In the daytime, the heat will likely sap your energy and appetite. We were perfectly satisfied with a freshly made som tam and some grilled meats, sold by a lady walking along the beach.
More from Thai Spicy
Living in Thailand: Observations on life in Bangkok
Best restaurants in Bangkok: 30 of the best eats in 2019
Catching the sunset on Koh Samet
Finally, a fun feature of Koh Samet is that it’s a T-shape. This means that from Vongdeuan Beach on the east coast, you can walk to a sunset viewpoint on the west coast in all of five minutes. If you can brave the fist-sized cicadas that buzz ominously, there’s a lovely quiet spot to watch the sun go down over unbroken sea.
Overall, we had a lovely time on Koh Samet. With the perfect vision of hindsight, a longer stay and an earlier start would have saved some hassle, but it was still gorgeous. A beach break makes a great change from some of the more jungle-based adventures around Bangkok If you’re looking for an affordable and relaxing break from Bangkok, Koh Samet is a great choice.
Getting from Bangkok to Koh Samet
- For the easiest travel, take a taxi. Expect to pay 1800 baht each way, but leave at your own leisure and travel in comfort. Use the Grab app for the best convenience
- Alternatively, rent a car for the same benefits as above, if you can brave Thai roads.

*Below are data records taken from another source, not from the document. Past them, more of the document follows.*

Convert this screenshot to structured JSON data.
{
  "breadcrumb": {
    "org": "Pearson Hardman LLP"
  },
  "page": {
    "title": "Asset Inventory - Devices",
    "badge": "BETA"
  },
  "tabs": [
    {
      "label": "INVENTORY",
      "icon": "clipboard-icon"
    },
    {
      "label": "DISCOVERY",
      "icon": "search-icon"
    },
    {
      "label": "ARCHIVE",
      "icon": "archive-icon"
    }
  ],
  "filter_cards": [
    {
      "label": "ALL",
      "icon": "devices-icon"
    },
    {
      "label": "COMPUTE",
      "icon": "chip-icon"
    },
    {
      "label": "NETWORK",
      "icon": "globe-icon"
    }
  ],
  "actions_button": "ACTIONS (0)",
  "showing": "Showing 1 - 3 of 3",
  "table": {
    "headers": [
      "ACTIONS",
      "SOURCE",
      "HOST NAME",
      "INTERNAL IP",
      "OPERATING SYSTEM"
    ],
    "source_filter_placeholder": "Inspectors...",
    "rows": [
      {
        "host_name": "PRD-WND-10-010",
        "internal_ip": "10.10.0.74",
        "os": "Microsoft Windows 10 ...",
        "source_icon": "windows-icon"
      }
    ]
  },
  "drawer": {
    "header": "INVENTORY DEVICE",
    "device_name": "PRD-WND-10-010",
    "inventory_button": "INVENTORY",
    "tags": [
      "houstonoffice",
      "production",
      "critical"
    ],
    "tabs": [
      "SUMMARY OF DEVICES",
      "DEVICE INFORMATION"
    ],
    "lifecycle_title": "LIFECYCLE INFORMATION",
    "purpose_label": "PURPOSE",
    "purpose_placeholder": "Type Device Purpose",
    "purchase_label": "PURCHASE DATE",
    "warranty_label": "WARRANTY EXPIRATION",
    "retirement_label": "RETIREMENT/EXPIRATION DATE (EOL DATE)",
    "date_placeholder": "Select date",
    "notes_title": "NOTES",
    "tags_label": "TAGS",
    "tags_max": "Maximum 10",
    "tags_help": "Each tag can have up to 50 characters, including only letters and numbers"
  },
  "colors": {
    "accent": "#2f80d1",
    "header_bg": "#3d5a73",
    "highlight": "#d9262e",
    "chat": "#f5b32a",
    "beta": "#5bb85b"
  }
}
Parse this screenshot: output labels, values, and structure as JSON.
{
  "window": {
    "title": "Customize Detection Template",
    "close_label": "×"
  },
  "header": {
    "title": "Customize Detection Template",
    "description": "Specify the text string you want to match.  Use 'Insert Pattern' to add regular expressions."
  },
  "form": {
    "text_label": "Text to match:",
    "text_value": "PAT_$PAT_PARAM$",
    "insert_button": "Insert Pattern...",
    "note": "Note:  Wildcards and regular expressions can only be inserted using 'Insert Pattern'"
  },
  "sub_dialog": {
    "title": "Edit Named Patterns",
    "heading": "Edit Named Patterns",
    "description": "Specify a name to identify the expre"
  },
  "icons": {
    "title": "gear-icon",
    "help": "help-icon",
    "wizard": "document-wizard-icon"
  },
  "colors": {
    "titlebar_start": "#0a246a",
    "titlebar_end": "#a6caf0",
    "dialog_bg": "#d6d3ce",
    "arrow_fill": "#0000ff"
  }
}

Rental Cars can get you a car for the weekend for just 2000 baht
- If you’re coming from the airport, your hotel should definitely be able to arrange a transfer
- For public transport – minibuses and buses leave from Ekkamai and Mo Chit bus stations
- They cost around 200 baht per person, but expect the journey to take 4 hours
- Timings are a little erratic; we expected an hourly bus but waited over 1.5 hours for our 2pm departure
- Inside the bus station there will be a small booth selling tickets to ‘Ban Phe’ or Ko Samet, also showing the next bus time
- On the return leg, minibuses leave roughly every hour from Ban Phe – or you can take a taxi by asking at the ticket booth